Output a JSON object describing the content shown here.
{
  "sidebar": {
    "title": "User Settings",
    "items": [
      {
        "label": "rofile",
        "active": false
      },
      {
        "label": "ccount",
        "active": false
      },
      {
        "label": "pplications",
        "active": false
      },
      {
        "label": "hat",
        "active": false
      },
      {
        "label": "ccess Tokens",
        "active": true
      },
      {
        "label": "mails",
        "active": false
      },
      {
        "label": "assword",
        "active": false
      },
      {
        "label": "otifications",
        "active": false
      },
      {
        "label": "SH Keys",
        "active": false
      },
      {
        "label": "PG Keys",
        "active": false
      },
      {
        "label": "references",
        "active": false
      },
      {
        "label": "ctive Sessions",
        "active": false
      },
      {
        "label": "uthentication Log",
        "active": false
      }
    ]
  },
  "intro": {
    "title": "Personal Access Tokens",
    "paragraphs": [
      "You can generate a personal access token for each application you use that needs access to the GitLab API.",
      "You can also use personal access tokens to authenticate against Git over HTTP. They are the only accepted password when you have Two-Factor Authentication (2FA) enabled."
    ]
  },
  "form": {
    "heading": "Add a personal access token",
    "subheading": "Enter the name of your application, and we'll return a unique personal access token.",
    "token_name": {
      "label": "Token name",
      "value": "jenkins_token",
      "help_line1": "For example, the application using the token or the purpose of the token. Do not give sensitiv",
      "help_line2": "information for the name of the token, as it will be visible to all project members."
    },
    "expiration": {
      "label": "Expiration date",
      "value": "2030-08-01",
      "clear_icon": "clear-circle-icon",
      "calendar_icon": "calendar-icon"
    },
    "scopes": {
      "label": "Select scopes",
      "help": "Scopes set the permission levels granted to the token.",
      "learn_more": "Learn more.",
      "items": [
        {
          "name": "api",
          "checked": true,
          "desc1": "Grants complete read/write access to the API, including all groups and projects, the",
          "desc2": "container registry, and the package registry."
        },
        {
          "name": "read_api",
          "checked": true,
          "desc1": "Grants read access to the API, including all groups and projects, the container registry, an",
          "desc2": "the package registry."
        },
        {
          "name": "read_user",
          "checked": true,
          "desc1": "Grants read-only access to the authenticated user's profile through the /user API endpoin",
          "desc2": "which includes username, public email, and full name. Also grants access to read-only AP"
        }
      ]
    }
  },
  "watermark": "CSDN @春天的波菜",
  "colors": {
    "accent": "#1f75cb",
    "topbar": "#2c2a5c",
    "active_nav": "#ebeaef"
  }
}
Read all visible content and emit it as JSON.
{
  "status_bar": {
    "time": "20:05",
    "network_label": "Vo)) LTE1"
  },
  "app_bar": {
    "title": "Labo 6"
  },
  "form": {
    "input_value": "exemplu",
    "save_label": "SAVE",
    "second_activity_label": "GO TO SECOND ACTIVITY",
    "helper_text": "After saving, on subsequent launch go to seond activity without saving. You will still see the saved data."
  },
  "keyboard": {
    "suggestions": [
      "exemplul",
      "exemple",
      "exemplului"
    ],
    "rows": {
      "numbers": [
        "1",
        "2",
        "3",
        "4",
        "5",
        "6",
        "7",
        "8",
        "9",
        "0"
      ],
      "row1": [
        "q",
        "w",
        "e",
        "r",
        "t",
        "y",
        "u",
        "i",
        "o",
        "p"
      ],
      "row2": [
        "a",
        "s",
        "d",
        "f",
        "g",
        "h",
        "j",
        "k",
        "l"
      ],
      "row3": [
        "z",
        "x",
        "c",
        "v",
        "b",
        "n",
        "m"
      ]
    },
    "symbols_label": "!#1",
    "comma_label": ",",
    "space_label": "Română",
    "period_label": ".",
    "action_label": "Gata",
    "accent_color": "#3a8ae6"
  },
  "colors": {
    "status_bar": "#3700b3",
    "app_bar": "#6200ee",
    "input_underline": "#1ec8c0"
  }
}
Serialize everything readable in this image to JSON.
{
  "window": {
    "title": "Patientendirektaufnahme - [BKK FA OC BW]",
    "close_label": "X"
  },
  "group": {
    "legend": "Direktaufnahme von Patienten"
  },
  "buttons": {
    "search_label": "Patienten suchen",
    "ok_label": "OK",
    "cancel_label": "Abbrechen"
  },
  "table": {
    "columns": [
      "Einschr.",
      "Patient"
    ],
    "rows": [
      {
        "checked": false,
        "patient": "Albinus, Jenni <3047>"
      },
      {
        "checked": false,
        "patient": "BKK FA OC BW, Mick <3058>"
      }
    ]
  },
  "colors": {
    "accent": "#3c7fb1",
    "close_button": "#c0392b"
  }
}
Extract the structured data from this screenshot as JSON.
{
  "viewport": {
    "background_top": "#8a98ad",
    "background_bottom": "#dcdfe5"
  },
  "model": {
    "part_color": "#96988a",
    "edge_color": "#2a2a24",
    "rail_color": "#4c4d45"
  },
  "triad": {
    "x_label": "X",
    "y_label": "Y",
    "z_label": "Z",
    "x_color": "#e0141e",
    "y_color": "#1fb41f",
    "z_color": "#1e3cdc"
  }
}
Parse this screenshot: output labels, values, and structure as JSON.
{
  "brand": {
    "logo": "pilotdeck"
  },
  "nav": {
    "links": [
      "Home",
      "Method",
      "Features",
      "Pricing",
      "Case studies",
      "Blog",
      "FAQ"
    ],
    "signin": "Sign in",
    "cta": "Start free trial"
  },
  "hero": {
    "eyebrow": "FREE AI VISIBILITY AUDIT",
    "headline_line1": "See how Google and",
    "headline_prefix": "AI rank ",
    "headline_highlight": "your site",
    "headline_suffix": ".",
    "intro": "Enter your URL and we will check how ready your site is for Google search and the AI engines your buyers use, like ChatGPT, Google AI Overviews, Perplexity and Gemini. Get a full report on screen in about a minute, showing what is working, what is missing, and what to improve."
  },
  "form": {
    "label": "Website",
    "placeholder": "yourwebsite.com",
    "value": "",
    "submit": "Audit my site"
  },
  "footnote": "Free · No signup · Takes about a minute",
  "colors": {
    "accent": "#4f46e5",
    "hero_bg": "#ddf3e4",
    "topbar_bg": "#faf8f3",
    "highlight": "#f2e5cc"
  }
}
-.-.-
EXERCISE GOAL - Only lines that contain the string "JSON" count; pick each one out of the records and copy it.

RESPONSE BOX -
Output a JSON object describing the content shown here.
Read all visible content and emit it as JSON.
Serialize everything readable in this image to JSON.
Extract the structured data from this screenshot as JSON.
Parse this screenshot: output labels, values, and structure as JSON.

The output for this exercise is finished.